The scenario changed after the 2016 Assembly election. In the DMK, district secretaries cannot be changed willy nilly without elections. In June 2016, however, former Union minister for health family welfare S Gandhiselvan was removed from the post of Namakkal east district secretary for apparently not doing enough voter mobilization to secure a win for the party in the area. In Namakkal district, of the six constituencies, DMK lost in five including the Paramathivelur constituency, where DMK KS Moorthy lost to AIADMK’s R Rajendran with a vote difference of 818.
Similarly, in Coimbatore, once a DMK stronghold, the party lost the 2016 election in nine constituencies out of 10. In Coimbatore, Singanallur MLA N Karthik was the sole member of the Assembly from the party. “The role of then DMK Coimbatore North district secretary M Veeragopal was openly criticised in the DMK’s executive committee meeting, soon after which Veeragopal was sacked and replaced with M Muthusamy,” said a member of the party executive committee, among the top decision-making bodies in the party, who did not want to be named.

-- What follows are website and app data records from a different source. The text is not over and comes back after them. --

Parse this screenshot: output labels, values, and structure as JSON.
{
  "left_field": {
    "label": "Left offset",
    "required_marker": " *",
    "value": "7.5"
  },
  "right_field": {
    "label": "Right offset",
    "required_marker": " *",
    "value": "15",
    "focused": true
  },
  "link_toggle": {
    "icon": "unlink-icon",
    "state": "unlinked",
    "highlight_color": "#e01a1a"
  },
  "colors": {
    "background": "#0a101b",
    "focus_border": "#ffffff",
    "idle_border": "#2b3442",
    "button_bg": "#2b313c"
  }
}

To take control of the party, Stalin has brought in his erstwhile comrades from the youth wing. The party districts were increased to 65 while the party districts equalled revenue districts in the past, and many of the inductees were accommodated in positions of power.
Charting a new course
Some in the DMK say Karunanidhi’s times were different but today’s situation requires swift action to maintain party discipline. “In the earlier days, when there was a leadership dispute in a district, Karunanidhi would call the concerned leaders and sort it out. But now, news spreads fast and people start writing about such squabbles on social media which damages the reputation of the party,” a DMK leader functioning out of the party headquarters in Chennai said.
Some independent observers, too, baulk at any quick conclusion. R Muthukumar, a chronicler of Dravidian politics, said the former chief minister had his own circle of people in the party, details of which were never divulged.
Political observer N Sathiya Moorthy felt that Stalin was sending a strong message to the cadres that the party’s high command would not tolerate any kind of mischief inside the party. “Stalin is not like MGR or Jayalalithaa, who were neither available nor accessible. Stalin may not be accessible, but he is available to the public. He has been constantly meeting allies, party seniors and attending the party’s public meetings across the State,” Sathiya Moorthy added.
Stalin seems to have struck a balance between the working styles of both Karunanidhi and Jayalalithaa, says another leader. “He is not as authoritative as Jayalalithaa, but he is less democratic than Kalaignar (Karunanidhi),” the former DMK district secretary added.